“I am excited for change for the families of students, and the community, which is our priority. For them to have sustainable income. For them to have the ability to live sustainably. It isn’t just a dream, but it’s a goal for these families to have sustainable lifestyles. If we can make that happen in reality, that is very exciting. We believe in the ability of these people, and in the ability for change.” – Krai
Krai joined our team in June as our new Sustainable Development Manager. He comes to us with a wide background, including working on issues of sustainable development in Isaan, Eastern Thailand, working with the University of Khon Khen, World Wildlife Fund, and in Northern Thailand with various organizations including PLAN International. We’re thrilled to share some of his views and dreams with you here.
His Vision for Sustainable Change
He says the key to his ability to work with villagers to adapt to organic and sustainable forms of farming comes through his own personal experience. “Asking everyone to change at once is impossible. You have to start with one person, then the others can see the change, they can see the impact of what you’re doing,” he explains. “To help villagers begin to change mindsets around the use of chemicals and organic farming is really hard. We had to talk to them about how their careers, their lives, could align with organic farming. Things like using pesticides they already had from raising pigs… At that time we couldn’t see the whole picture, but after 10 years [of farming organically] we can see it. I would talk to the villagers and think with them, ‘what about this’ and we would try it out together,” Krai says of his early years working in Isaan.

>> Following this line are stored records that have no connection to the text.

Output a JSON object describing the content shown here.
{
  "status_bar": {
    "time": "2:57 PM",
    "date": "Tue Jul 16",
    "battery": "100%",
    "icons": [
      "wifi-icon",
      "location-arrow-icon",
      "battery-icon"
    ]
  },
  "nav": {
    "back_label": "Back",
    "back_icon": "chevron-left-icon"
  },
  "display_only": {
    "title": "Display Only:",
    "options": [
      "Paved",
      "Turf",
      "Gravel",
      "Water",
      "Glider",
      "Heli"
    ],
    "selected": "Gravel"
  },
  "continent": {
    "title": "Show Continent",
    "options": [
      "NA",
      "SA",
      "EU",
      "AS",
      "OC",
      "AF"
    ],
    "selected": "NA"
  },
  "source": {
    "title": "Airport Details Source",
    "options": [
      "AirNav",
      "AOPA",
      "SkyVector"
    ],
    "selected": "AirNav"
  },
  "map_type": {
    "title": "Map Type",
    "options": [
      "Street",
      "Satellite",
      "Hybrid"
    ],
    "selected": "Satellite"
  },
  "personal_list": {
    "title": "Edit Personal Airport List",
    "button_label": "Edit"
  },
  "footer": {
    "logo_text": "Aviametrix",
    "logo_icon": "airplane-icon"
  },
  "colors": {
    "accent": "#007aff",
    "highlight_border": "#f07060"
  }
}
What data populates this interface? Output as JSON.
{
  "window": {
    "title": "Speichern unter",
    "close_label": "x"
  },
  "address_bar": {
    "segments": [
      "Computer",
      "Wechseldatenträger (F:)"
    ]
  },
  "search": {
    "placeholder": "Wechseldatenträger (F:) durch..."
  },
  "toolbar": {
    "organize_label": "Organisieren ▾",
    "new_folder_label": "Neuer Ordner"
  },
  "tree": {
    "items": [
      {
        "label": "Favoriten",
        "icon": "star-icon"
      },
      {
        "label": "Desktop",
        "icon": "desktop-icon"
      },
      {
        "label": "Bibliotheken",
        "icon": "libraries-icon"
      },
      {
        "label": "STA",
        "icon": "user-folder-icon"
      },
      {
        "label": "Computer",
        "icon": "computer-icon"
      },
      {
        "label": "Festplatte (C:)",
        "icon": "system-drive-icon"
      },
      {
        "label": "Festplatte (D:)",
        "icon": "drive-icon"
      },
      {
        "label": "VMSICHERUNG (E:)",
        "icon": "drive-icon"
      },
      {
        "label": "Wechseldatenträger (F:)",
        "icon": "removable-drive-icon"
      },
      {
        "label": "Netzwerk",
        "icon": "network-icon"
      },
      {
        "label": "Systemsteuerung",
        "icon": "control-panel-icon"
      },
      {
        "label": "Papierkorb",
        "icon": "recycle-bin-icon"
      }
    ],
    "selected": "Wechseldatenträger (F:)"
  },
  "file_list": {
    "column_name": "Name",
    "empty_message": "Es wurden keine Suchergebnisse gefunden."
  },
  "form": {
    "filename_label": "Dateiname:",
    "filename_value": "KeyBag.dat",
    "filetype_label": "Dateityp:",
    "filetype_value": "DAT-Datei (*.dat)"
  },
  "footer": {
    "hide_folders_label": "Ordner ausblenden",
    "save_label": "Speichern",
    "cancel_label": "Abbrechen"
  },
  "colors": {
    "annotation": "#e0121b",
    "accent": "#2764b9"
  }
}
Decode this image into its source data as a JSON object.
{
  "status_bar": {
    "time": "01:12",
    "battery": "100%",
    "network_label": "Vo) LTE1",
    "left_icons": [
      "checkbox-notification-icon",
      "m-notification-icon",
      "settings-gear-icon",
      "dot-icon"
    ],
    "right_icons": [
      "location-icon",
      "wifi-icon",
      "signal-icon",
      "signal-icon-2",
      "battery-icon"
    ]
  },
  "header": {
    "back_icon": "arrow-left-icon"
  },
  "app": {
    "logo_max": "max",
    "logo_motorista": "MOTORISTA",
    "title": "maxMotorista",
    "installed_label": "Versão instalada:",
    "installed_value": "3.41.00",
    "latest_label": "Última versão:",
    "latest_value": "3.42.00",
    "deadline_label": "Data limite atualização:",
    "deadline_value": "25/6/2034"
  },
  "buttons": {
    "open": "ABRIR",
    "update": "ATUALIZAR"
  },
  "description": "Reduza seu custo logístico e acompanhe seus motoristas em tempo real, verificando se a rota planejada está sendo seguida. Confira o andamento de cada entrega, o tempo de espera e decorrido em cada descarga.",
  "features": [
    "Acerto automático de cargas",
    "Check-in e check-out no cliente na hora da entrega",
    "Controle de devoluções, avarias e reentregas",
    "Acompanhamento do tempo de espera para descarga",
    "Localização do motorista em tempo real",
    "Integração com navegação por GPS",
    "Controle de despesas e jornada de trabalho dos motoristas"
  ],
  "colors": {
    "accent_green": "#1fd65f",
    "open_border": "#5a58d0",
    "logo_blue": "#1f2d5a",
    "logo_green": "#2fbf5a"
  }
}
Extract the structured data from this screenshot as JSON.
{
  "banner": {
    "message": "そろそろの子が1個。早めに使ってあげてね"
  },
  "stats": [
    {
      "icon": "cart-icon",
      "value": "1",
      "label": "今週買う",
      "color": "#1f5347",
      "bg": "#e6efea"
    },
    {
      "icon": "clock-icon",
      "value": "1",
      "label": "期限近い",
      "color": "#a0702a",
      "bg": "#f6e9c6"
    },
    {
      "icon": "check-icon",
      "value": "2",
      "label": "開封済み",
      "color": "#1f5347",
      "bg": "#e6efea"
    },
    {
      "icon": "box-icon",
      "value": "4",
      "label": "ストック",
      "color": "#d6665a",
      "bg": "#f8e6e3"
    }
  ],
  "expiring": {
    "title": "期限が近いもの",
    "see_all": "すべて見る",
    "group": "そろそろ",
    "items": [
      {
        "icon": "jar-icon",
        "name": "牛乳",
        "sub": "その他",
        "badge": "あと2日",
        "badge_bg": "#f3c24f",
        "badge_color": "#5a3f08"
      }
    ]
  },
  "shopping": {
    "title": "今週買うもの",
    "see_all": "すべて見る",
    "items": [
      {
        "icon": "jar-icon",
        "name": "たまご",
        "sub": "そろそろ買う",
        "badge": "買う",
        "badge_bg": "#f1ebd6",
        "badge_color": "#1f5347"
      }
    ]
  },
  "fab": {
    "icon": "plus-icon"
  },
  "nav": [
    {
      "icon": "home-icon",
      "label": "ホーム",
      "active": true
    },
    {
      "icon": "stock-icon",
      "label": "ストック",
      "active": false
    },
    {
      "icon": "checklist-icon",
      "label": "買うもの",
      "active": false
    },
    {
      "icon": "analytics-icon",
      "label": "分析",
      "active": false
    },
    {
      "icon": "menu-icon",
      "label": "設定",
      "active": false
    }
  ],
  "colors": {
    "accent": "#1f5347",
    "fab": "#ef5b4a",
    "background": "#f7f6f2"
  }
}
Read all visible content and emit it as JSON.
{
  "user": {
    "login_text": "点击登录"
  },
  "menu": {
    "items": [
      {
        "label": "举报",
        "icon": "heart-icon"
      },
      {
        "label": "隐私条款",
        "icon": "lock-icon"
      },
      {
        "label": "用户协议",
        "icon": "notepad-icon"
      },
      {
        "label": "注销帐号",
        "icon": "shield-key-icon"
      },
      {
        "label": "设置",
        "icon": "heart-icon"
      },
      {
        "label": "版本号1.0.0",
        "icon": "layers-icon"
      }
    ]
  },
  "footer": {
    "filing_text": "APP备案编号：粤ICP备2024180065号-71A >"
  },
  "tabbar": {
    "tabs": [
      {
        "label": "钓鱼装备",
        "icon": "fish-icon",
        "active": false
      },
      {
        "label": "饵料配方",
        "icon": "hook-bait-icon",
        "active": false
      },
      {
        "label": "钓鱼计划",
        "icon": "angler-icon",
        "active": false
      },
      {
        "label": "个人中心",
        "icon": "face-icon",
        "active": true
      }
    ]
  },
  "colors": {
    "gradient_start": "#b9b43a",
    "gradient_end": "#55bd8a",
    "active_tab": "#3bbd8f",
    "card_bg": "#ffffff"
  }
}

He is excited about joining The Freedom Story because of our focus on addressing the root cause of trafficking. He explains that, “in the past, everyone would just find jobs for kids. But we didn’t address the root cause of the problem–that the families don’t have enough income, and they don’t have enough work. People are always thinking about and talking about how to solve issues in the long-term. Sustainable economies, sustainable income, is important. Without that, going forward is very hard.”
On the Importance of Sustainability
Sustainability is important because “if you are just working for your day to day needs, you can’t see or plan out your future. You can’t see the way to move forward. If your goals are to have enough to eat and to live, when you have an unexpected expense or situation, it is very hard to solve that problem. If you are living and working for your day to day expenses, you can’t move forward because you don’t have goals. If we ask families, ‘In 10-20 years, what kind of life do you want?’ they might answer that they want to have no debt, or enough to support students to stay in school. The goal isn’t about money. It’s about them being able to take care of their families,” he says.
Starting small is important. “If you are employed here, you get 300 THB (10 USD) per day. 100 THB goes to food for your family, 100 for school costs for the kids, it isn’t enough to save money. But if we work with families to start growing some of their own food, for example, you can begin to eat that–not today–but in 3 months. You can begin to live sustainably, and you can have food for your family, and you can save that money you would have spent.”
Goals Going Forward: Helping People Plan
Krai sees that the local people often haven’t developed the necessary skills to effectively plan for their lives. This connects both with sustainable development and with risk to trafficking and exploitation. Starting to do that at 40 or 50 years old is hard, he says, but if we can build systems of goal setting, achieving goals and how to plan for the future, then they can begin to see change.
For example, Krai plans to begin by investing time in using space around the Pong Phrae Resource center to demonstrate small-scale sustainable farming techniques that can be used at home. “If we want others to change, we need to start as a model. People don’t have time, or they might not have much land of their own. They have a lot of knowledge, but we just have [to help them choose] things that will work, and that are appropriate to their situation.” Setting up a system and a schedule can help them organize their resources more effectively.
“We have to do it with them, not just train them–they won’t do it otherwise. We become friends with the families, and we find solutions together.”
Krai sees a clear link between sustainable development and prevention of child trafficking, especially in the lack of ability to make plans. For example, if a family is struggling financially, they’ll pressure their kids to help support the family, thus putting them at further risk. “If the families don’t have a life that is good enough, if they don’t have enough income, the kids will be at risk. The parents just think about today and tomorrow. They don’t think about the future–about how if they invest in their students now, to get a good education, everything will come back to them to benefit them in the future when the students have a better job. The lack of skills for planning, that really puts the kids at-risk,” he explains.
Krai is excited to begin to see change in the community. “If we can make this change, it will last for years and years. Not just for families we work with, but others in the villages, who can benefit from this too. This is what I am excited about,” he says smiling.
We are excited for Krai’s vision and his drive to invest in the families in our community to build them up.